Tuesday, February 22, 2011

Are People As Critical In Real Life?

I have a confession to make. I can't roll my r's. I also can't whistle so maybe that has something to do with why my r's will never trickle off my tongue.

Now that I've gotten that out of the way, it seems to me that people online are extremely critical of Spanish accents. I understand that if you are going to speak a language, you should learn how to speak it properly. No one wants to sound like this. But sheesh, the way some people criticize online it makes you afraid to say anything.

But I don't think people are like that in real life. If you speak English with an accent no one is going to bother you as long as they can understand what you are saying. Now some people are jerks, but for the most part people don't go around critiquing people's accents when English is their second language.

Likewise, from my experience in a Spanish-speaking country; no one was rude about my obvious accent. Everyone was just so happy that I was trying to learn and communicate with them. They didn't have time to critique me on that. BUT ironically, I did get some criticisms on my English. That bothered me, and it still annoys me when I think about it.

For instance, someone pointed to something and asked me how to say it in English. I said "trash can". She said, "no, that's not how you say it." I was confused. Later on she remembered the word and told me, "that is a [something I don't remember because that's not what we call it in the US]". It was like they wouldn't say anything about my Spanish, but they surely did try to tell me how to speak English. I understand that they learn English from an early age in that country; but please...let's not get besides ourselves.

I digress...

So what's up with people being so harsh online? Do people need to be criticized on every single vowel they mispronounce and r they can't roll? Why is that a reason to make fun of someone?

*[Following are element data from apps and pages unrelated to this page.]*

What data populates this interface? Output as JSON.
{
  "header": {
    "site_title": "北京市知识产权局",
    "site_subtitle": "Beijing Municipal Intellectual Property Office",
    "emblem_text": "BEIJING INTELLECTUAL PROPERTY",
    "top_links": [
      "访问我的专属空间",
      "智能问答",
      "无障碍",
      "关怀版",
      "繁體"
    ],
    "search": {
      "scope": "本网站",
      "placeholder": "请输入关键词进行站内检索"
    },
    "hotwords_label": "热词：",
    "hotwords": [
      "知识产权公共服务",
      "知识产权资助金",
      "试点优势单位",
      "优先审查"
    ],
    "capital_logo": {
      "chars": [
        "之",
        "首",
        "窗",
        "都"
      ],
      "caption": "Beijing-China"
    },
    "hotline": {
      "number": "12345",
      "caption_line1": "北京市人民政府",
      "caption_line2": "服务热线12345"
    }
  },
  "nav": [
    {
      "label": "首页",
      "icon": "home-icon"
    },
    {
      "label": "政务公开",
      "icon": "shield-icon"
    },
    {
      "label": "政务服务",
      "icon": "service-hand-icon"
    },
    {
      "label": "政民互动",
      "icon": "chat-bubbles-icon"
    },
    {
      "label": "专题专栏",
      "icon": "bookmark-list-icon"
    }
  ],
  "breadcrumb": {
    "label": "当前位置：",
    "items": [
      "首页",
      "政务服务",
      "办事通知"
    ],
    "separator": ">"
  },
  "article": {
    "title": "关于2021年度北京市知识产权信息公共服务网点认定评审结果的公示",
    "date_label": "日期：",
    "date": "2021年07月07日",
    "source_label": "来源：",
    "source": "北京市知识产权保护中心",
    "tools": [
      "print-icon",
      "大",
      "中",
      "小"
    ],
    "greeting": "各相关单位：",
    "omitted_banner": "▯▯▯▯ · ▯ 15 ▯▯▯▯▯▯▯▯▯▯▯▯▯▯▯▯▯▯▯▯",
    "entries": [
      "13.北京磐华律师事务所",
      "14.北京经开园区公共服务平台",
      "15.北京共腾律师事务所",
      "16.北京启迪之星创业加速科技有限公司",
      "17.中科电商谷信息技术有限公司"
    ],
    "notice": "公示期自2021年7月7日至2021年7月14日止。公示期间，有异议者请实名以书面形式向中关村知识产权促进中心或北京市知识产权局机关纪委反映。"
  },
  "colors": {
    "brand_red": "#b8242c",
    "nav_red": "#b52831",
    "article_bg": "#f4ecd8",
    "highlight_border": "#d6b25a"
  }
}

  1. One of my recent Spanish teachers told me to forget about my accent. He said that if I become overly concerned about my accent then it will hinder my progress. And, that made me feel very comfortable.

    The goal of speaking a language is being able to communicate. And, if a person can be understood then that is success.

    Accents vary even in the US depending on what region you are in. So, why should any other language be different?

    I say ignore the critics, unless it is actually meant to help you.

  2. Good advice because really if you get all caught up in things like that you'll never speak! That's probably why if someone asked me if I spoke Spanish I'd say no. I am too worried about not being "perfect". The funny thing is, no one has ever criticized me on my Spanish! I'm just thinking about what people say about others.

  3. I do think that people get caught up on accents. I work in a school district and with many of my spanish speaking colleagues who have an accent, people don't necessarily say anything to their face but they talk bad about it behind their back. Unfortunately because I am white they must think that I think like them and they feel free to make these crazy comments. However, it seems to be a little different with people who speak spanish as a second language. Spanish speakers seem to be more tolerant of an english speakers accent because they tend to appreciate that someone is trying to learn to speak spanish. I think really all that matters is that the person becomes fluent. Every once in a while I hear someone speaking spanish with a very thick English accent and for one second I notice it until I also notice how fluent they are. If we get caught up on our accents, then we definitely will not become fluent!

  4. Hi there! Just found your blog (thanks to your comment on mine :) and I'm enjoying reading through your older posts.
    I can't say that I've experienced this criticism you're talking about online.
    But as for accents - I agree with what everyone is saying here. It's not at all the most important thing. And if you get caught up in it, you'll never speak! And what's the point then? I understand that if we don't learn to use the muscles in our mouth at a younger age, we'll never be able to pronounce certain sounds. I'm a German-speaker, and I can tell you Germans in general have such a hard time with the English "th". My husband is Dutch, and he also has trouble with this sound. It's not part of their language, so there's no reason for them to know how to produce it. Same thing with the Spanish "r" for English-speakers.
    Certainly, it shouldn't keep you from speaking Spanish with your son! I think the Saturday school you found will be great for him. Supplementing his Spanish input with other Spanish-speakers (any Spanish-speaking caregivers you could hire?) along with music and even TV can help your son learn to roll his r's! But either way, the point is that you're giving Bean the gift of a second language. And that's the most important thing :)